■ Your task: Nothing but the lines holding the string "keybox" should appear in the answer. Copy them from the entries.

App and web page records
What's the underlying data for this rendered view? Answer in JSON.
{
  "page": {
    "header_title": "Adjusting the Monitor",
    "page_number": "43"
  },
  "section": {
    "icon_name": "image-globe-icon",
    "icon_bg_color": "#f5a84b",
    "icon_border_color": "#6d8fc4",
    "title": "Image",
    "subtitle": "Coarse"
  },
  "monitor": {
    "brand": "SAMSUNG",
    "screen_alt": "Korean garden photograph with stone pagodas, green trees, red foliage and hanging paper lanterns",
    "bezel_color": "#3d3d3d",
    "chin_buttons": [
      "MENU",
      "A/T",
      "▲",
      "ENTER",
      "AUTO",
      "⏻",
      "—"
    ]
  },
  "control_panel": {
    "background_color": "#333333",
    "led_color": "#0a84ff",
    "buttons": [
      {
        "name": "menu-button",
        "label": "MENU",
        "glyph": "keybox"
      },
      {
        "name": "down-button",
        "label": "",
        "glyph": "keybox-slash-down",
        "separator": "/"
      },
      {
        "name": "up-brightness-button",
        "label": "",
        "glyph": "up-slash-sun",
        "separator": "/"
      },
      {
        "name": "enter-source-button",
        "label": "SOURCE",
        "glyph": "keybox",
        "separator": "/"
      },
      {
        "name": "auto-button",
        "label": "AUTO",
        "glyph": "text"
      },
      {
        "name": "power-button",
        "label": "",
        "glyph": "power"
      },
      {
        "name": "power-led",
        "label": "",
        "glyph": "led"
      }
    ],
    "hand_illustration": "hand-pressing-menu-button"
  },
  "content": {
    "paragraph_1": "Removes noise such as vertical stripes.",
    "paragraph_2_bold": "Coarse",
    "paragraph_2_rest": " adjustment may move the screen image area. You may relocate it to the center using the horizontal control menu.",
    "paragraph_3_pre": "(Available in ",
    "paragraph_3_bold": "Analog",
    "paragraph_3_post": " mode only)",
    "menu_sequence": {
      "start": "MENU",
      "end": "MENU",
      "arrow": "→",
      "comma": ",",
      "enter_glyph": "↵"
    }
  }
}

■ Answer area:
        "glyph": "keybox"
        "glyph": "keybox-slash-down",
        "glyph": "keybox",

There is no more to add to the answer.